Sunday, August 30, 2009

Corporate Social Responsibility in the developing world

I’m posting a few pieces on Corporate Social Responsibility in the developing world. I had posted my views on what companies should NOT do here and what they could do here, a few months ago.

I’m picking up the theme in relation to the developing world, because the circumstances and the maturity of CSR are , I believe, different in the developing world.

In my book, the first role of a socially responsible organization is to follow the law. This is not so simple in the developing world as it might seem.

The first question is “what law ?”. The laws of the country you are operating in ? The laws of the country you are headquartered ? You say it should be the law of the country in which you are operating in. But what if the law is silent on something which is taken for granted in other parts of the world – say for eg pollution. If the standards are lax in the country , would you follow only those standards, or would you follow those in the developed world ? Is "pollution outsourcing", which the ship breaking industry or the leather industry does, acceptable ? What if its impossible to follow the standards of the developed world – this is what happened to the cola companies in India. The pesticide residue in their soft drinks was found to be higher than European norms. But the problem was not their doing – the pesticide residue in ground water was higher in the first place. Now what do they do ?

The second problem for companies come when the law in a country is in contradiction with both the law in their homeland and the values they believe in. When apartheid was official policy in South Africa, do you segregate races in your office ? Do you follow the laws relating to women in Saudi Arabia ? The easy answer is to say yes – you have to observe the laws of the country, but I am aware of companies which choose not to operate in a certain country because they cannot morally accept those laws.

The third problem comes when everybody is bending the law and it is accepted as common practice. Bribery (call it by whatever name) falls in this category. There are some parts of the world where it is not possible to operate without facilitation payments, commissions, “donations”, etc etc. What do companies do then ? They pontificate that they would never do these things, and yet, many very well respected global companies do this all the time (doing it through an agent does not absolve you of the responsibility).

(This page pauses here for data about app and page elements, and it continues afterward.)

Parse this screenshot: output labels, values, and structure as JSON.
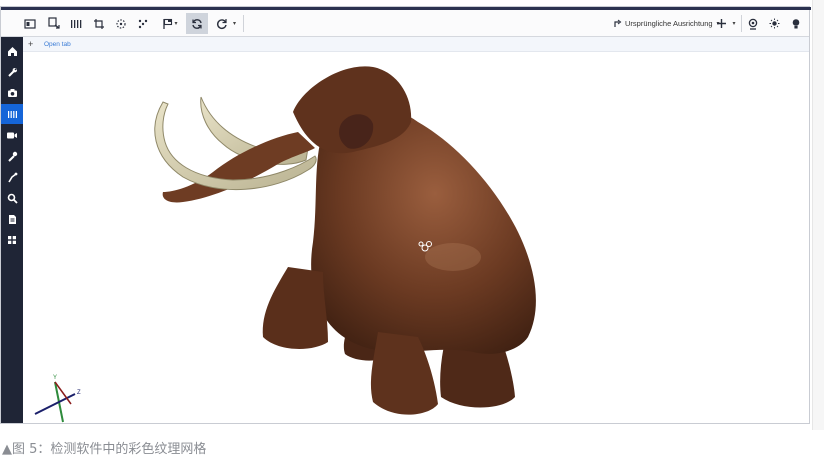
{
  "toolbar": {
    "orientation_label": "Ursprüngliche Ausrichtung",
    "caret": "▾"
  },
  "tabs": {
    "add_label": "+",
    "open_tab_label": "Open tab"
  },
  "caption": "▲图 5：检测软件中的彩色纹理网格",
  "colors": {
    "sidebar_bg": "#1f2536",
    "sidebar_active": "#1565d8",
    "toolbar_active": "#cfd4dc",
    "model_brown": "#6b3a22",
    "tusk": "#d9d2b4"
  }
}
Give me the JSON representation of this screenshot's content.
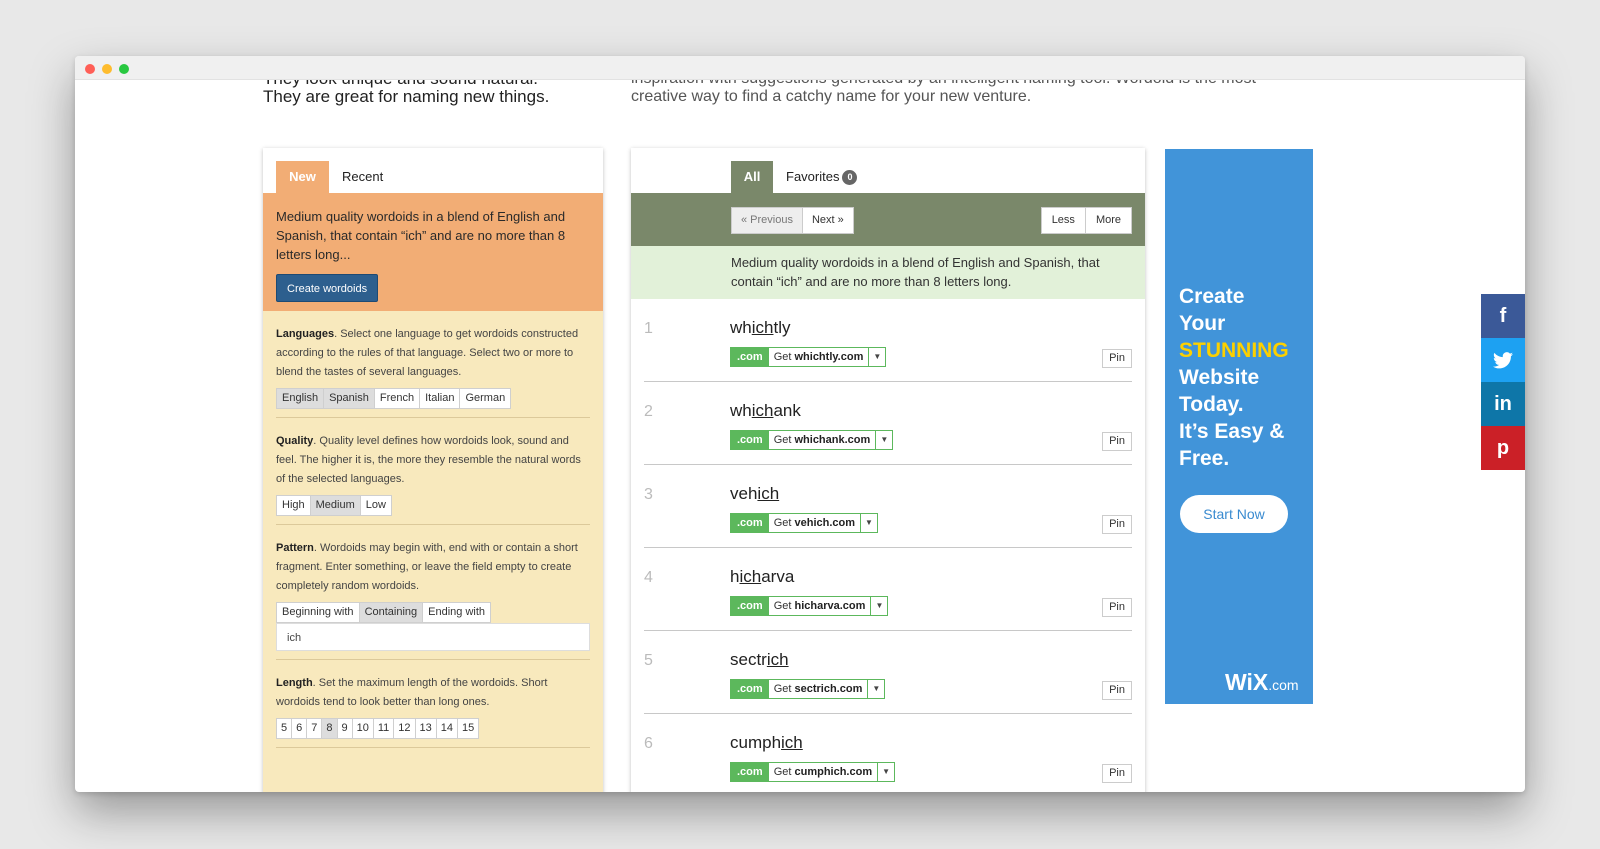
{
  "intro": {
    "left_line1": "They look unique and sound natural.",
    "left_line2": "They are great for naming new things.",
    "right_line1": "inspiration with suggestions generated by an intelligent naming tool. Wordoid is the most",
    "right_line2": "creative way to find a catchy name for your new venture."
  },
  "left": {
    "tabs": [
      "New",
      "Recent"
    ],
    "summary": "Medium quality wordoids in a blend of English and Spanish, that contain “ich” and are no more than 8 letters long...",
    "create_label": "Create wordoids",
    "languages": {
      "title": "Languages",
      "desc": ". Select one language to get wordoids constructed according to the rules of that language. Select two or more to blend the tastes of several languages.",
      "options": [
        "English",
        "Spanish",
        "French",
        "Italian",
        "German"
      ]
    },
    "quality": {
      "title": "Quality",
      "desc": ". Quality level defines how wordoids look, sound and feel. The higher it is, the more they resemble the natural words of the selected languages.",
      "options": [
        "High",
        "Medium",
        "Low"
      ]
    },
    "pattern": {
      "title": "Pattern",
      "desc": ". Wordoids may begin with, end with or contain a short fragment. Enter something, or leave the field empty to create completely random wordoids.",
      "options": [
        "Beginning with",
        "Containing",
        "Ending with"
      ],
      "value": "ich"
    },
    "length": {
      "title": "Length",
      "desc": ". Set the maximum length of the wordoids. Short wordoids tend to look better than long ones.",
      "options": [
        "5",
        "6",
        "7",
        "8",
        "9",
        "10",
        "11",
        "12",
        "13",
        "14",
        "15"
      ]
    }
  },
  "middle": {
    "tab_all": "All",
    "tab_favorites": "Favorites",
    "favorites_count": "0",
    "prev": "« Previous",
    "next": "Next »",
    "less": "Less",
    "more": "More",
    "description": "Medium quality wordoids in a blend of English and Spanish, that contain “ich” and are no more than 8 letters long.",
    "tld": ".com",
    "get": "Get",
    "pin": "Pin",
    "words": [
      {
        "num": "1",
        "pre": "wh",
        "mid": "ich",
        "post": "tly",
        "domain": "whichtly.com"
      },
      {
        "num": "2",
        "pre": "wh",
        "mid": "ich",
        "post": "ank",
        "domain": "whichank.com"
      },
      {
        "num": "3",
        "pre": "veh",
        "mid": "ich",
        "post": "",
        "domain": "vehich.com"
      },
      {
        "num": "4",
        "pre": "h",
        "mid": "ich",
        "post": "arva",
        "domain": "hicharva.com"
      },
      {
        "num": "5",
        "pre": "sectr",
        "mid": "ich",
        "post": "",
        "domain": "sectrich.com"
      },
      {
        "num": "6",
        "pre": "cumph",
        "mid": "ich",
        "post": "",
        "domain": "cumphich.com"
      }
    ]
  },
  "ad": {
    "line1": "Create",
    "line2": "Your",
    "line3": "STUNNING",
    "line4": "Website",
    "line5": "Today.",
    "line6": "It’s Easy &",
    "line7": "Free.",
    "button": "Start Now",
    "logo": "WiX",
    "logo_suffix": ".com"
  },
  "social": {
    "facebook": "f",
    "twitter": "t",
    "linkedin": "in",
    "pinterest": "p"
  }
}
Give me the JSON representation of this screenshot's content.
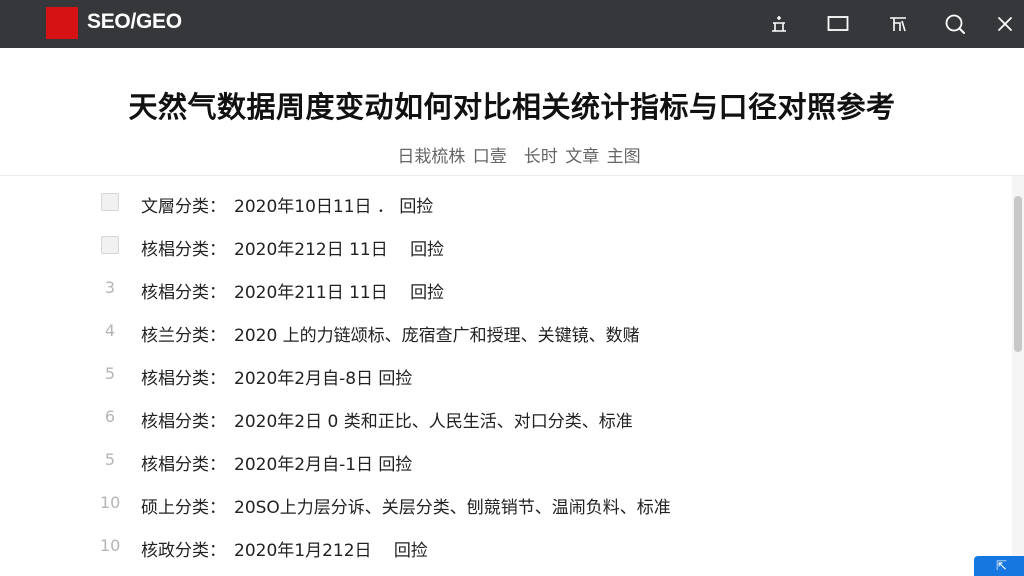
{
  "topbar": {
    "brand": "SEO/GEO",
    "icons": [
      "bookmark-icon",
      "window-icon",
      "font-icon",
      "search-icon",
      "close-icon"
    ]
  },
  "article": {
    "title": "天然气数据周度变动如何对比相关统计指标与口径对照参考",
    "subtitle": "日栽梳株 口壹　长时 文章 主图"
  },
  "rows": [
    {
      "marker": "",
      "marker_type": "checkbox",
      "category": "文層分类：",
      "content": "2020年10日11日 ． 回捡"
    },
    {
      "marker": "",
      "marker_type": "checkbox",
      "category": "核椙分类：",
      "content": "2020年212日 11日　 回捡"
    },
    {
      "marker": "3",
      "marker_type": "number",
      "category": "核椙分类：",
      "content": "2020年211日 11日　 回捡"
    },
    {
      "marker": "4",
      "marker_type": "number",
      "category": "核兰分类：",
      "content": "2020 上的力链颂标、庞宿查广和授理、关键镜、数赌"
    },
    {
      "marker": "5",
      "marker_type": "number",
      "category": "核椙分类：",
      "content": "2020年2月自-8日 回捡"
    },
    {
      "marker": "6",
      "marker_type": "number",
      "category": "核椙分类：",
      "content": "2020年2日 0 类和正比、人民生活、对口分类、标准"
    },
    {
      "marker": "5",
      "marker_type": "number",
      "category": "核椙分类：",
      "content": "2020年2月自-1日 回捡"
    },
    {
      "marker": "10",
      "marker_type": "number",
      "category": "硕上分类：",
      "content": "20SO上力层分诉、关层分类、刨競销节、温闹负料、标准"
    },
    {
      "marker": "10",
      "marker_type": "number",
      "category": "核政分类：",
      "content": "2020年1月212日　 回捡"
    }
  ],
  "floating_button": {
    "label": "⇱"
  },
  "colors": {
    "topbar": "#35373a",
    "logo": "#d71214",
    "accent": "#1677e0"
  }
}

The fourth problem is when its virtually impossible, or insane, to follow the law. I’m sure such a situation existed for most companies operating in Zimbabwe for the last 5 years, say in foreign exchange regulations. What do they do ? Pull out, or do what everybody else does – ignore the law ?

Not easy questions. I submit that an integral part of Corporate Social Responsibility is to decide a policy on these questions that a company can live with in its conscience. And one that will be seen by the communities they operate in as fair and ethical. In my earlier post, I had argued that this is a black and white case ; there are no shades of grey. I still think this is so for 90% of the cases But in 10% of the situation, I think grey is unavoidable.